Also to visit are the Church of Saint Trinity whose facade has a portal decorated with floral motifs and heads of angels, and the Church of St. George (now St Leonard), dating from the Norman period of Roger II whose two superimposed galleries, decorated with floral and landscape scenes, are of great scenic effect.
Civic buildings of Cefalu
Among the civic buildings, the so-called Osterio Magno is very important, and thought to have once been the residence of King Roger II. It is also known as the "Domus Regia". Now it is just the tower that remains, of rectangular shape and dating back to the Norman period.
However it really is the general atmosphere and the old streets of Cefalu set against the clear blue waters of the sea that gives Cefalu its charm.
In the Mandralisca Museum, the archaeological section is very extensive with exhibits from excavations in the area near Cefalu and on the Aeolian Islands. Note in particular a late Hellenistic mosaic, and the famous "Tagliatore di tonno" of the 4th century BC.
There is also an important collection featuring Greek and Roman coins, and another very important section of the museum is linked to nature, with the presence of many fossil shells. See also Cefalu history before visiting the museum.
Sanctuary of Gibilmanna
Close to Cefalù there are also several monuments worthy of particular note including the Sanctuary of Gibilmanna, dedicated to SS. Virgin and surrounded by lush vegetation. The church has a large porch in the gothic style with bell towers with pyramidal spires that recall Cefalu Cathedral.
Inside, there is a Statue of "Mary and the Child" attributed to Antonello Gagini. In the 18th century, the Chapel of Our Lady was enriched with a magnificent Baroque altar with a marble frontal, the work of Baldassarre Pampillonia.
Temple of Diana
On the rock overlooking Cefalù there is a very old building known as the Temple of Diana made from boulders stacked without any mortar. It takes at least half an hour to climb the steps from the town to the Temple and on to the top of the Rocca (start on Vicolo Saraceni) but both the views and the monument make it very worthwhile.
The temple is a prehistoric megalithic shrine thought to date from the 9th century BC, on which another building was constructed during the Greek Age (5th century BC), and itself later transformed into a Byzantine church.
Adjacent to the shrine is a tank covered with slabs and stone circles and surrounded by a ring of medieval walls. The function of this Temple of Diana has always been considered a mystery.

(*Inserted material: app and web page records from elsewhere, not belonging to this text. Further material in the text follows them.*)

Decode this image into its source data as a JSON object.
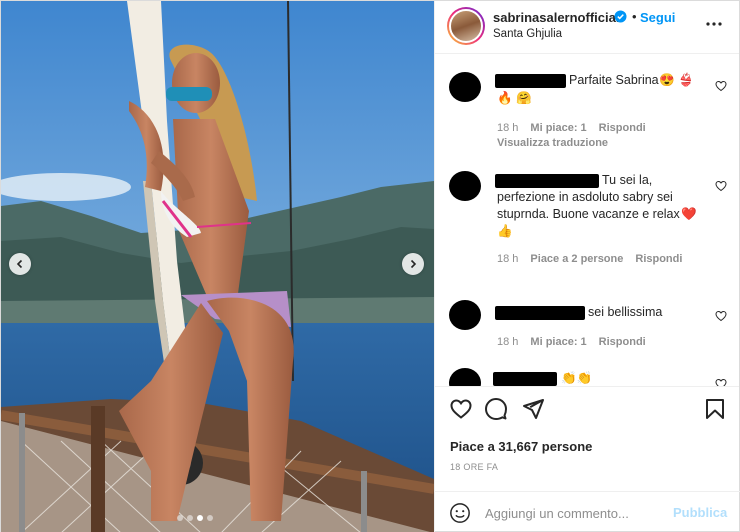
{
  "post": {
    "username": "sabrinasalernofficial",
    "follow_separator": "•",
    "follow_label": "Segui",
    "location": "Santa Ghjulia",
    "likes_text": "Piace a 31,667 persone",
    "time_ago": "18 ORE FA"
  },
  "comments": [
    {
      "text": "Parfaite Sabrina",
      "emoji_line": "🔥 🤗",
      "emoji_inline": "😍 👙",
      "time": "18 h",
      "likes": "Mi piace: 1",
      "reply": "Rispondi",
      "translate": "Visualizza traduzione"
    },
    {
      "text_line1": "Tu sei la,",
      "text_line2": "perfezione in asdoluto sabry sei",
      "text_line3": "stuprnda. Buone vacanze e relax",
      "heart_emoji": "❤️",
      "emoji_line": "👍",
      "time": "18 h",
      "likes": "Piace a 2 persone",
      "reply": "Rispondi"
    },
    {
      "text": "sei bellissima",
      "time": "18 h",
      "likes": "Mi piace: 1",
      "reply": "Rispondi"
    },
    {
      "text": "👏👏"
    }
  ],
  "composer": {
    "placeholder": "Aggiungi un commento...",
    "publish_label": "Pubblica"
  },
  "carousel": {
    "current_index": 3,
    "total": 4
  },
  "icons": {
    "header": [
      "verified-badge-icon",
      "more-options-icon"
    ],
    "actions": [
      "heart-icon",
      "comment-icon",
      "share-icon",
      "bookmark-icon"
    ],
    "composer": [
      "emoji-icon"
    ],
    "carousel": [
      "chevron-left-icon",
      "chevron-right-icon"
    ]
  },
  "colors": {
    "accent_blue": "#0095f6",
    "publish_disabled": "#b2dffc",
    "meta_gray": "#8e8e8e",
    "text_dark": "#262626"
  }
}
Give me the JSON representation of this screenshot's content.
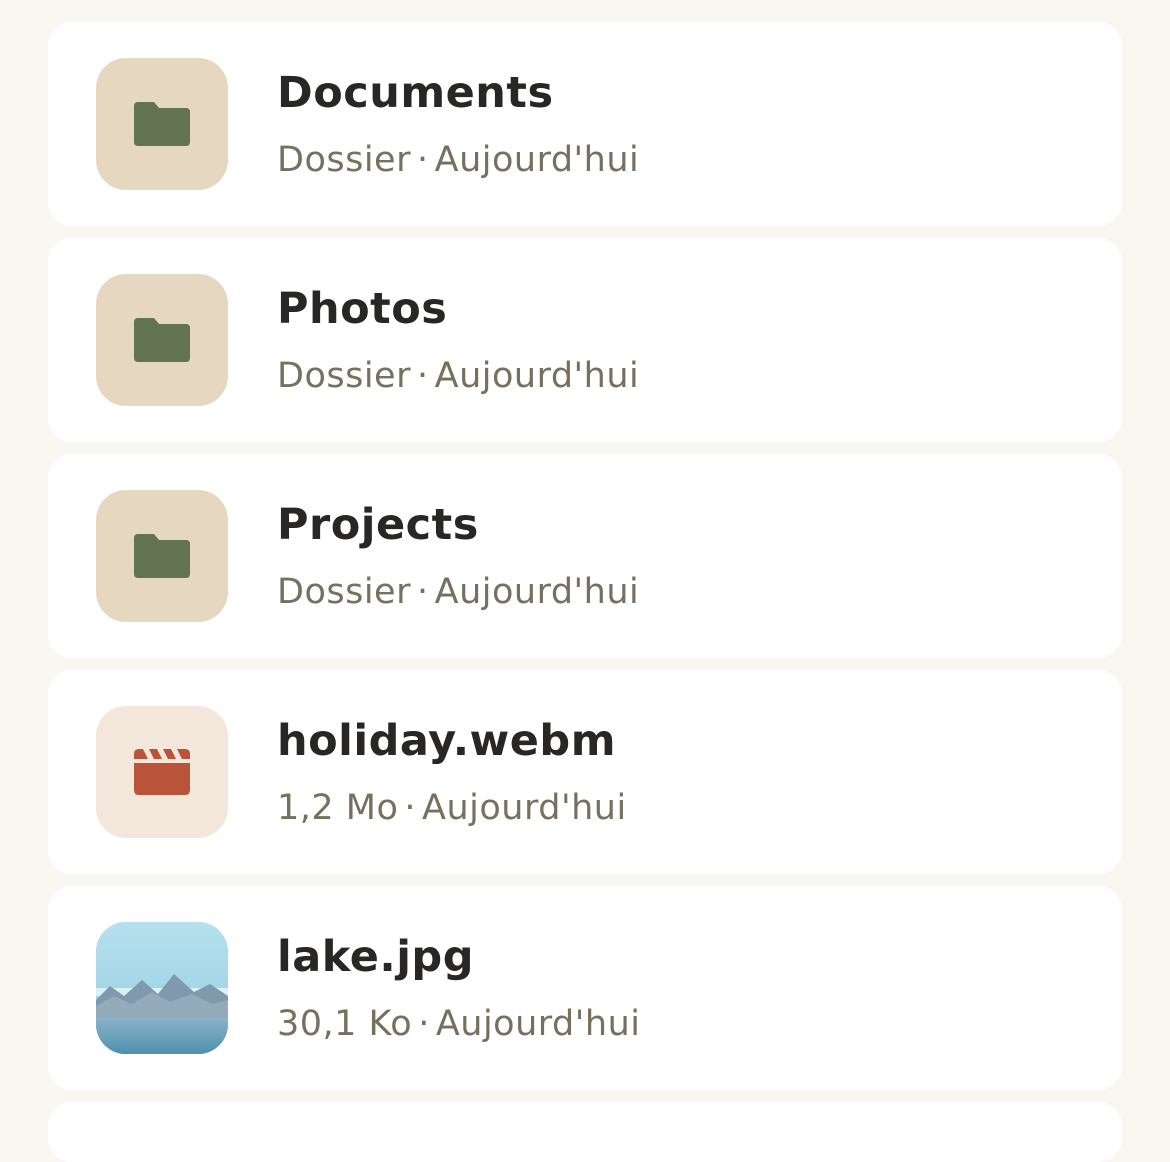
{
  "colors": {
    "background": "#f9f7f1",
    "card": "#ffffff",
    "folder_tile": "#e5d7c0",
    "folder_icon": "#637453",
    "video_tile": "#f3e7db",
    "video_icon": "#b9533a",
    "title_text": "#282725",
    "meta_text": "#77705f"
  },
  "files": [
    {
      "name": "Documents",
      "kind": "Dossier",
      "date": "Aujourd'hui",
      "icon": "folder-icon"
    },
    {
      "name": "Photos",
      "kind": "Dossier",
      "date": "Aujourd'hui",
      "icon": "folder-icon"
    },
    {
      "name": "Projects",
      "kind": "Dossier",
      "date": "Aujourd'hui",
      "icon": "folder-icon"
    },
    {
      "name": "holiday.webm",
      "kind": "1,2 Mo",
      "date": "Aujourd'hui",
      "icon": "clapperboard-icon"
    },
    {
      "name": "lake.jpg",
      "kind": "30,1 Ko",
      "date": "Aujourd'hui",
      "icon": "image-thumbnail"
    }
  ],
  "separator": "·"
}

Among the most convincing suggestions for the origins of the temple is the idea that it was “a sacred spring, which was installed on a primitive indigenous worship of water, which then became a shrine in the fifth century BC” (“Nuova Antologia”, 1930, Vol. 352: 387).
As well as beaches, art treasures and scenic landscapes visitors should also take time to enjoy the traditional Sicilian cuisine. As a priority in Cefalu try the ‘Arancine’ with meat, the 'Frittedda' (a dish made of vegetables), the 'Sfincione' (stuffed bread), and among the specialties for a coastal village, the so-called ‘Beccafico’ sardines.
Places to visit nearby
You can find more local travel ideas in the Sicily guide.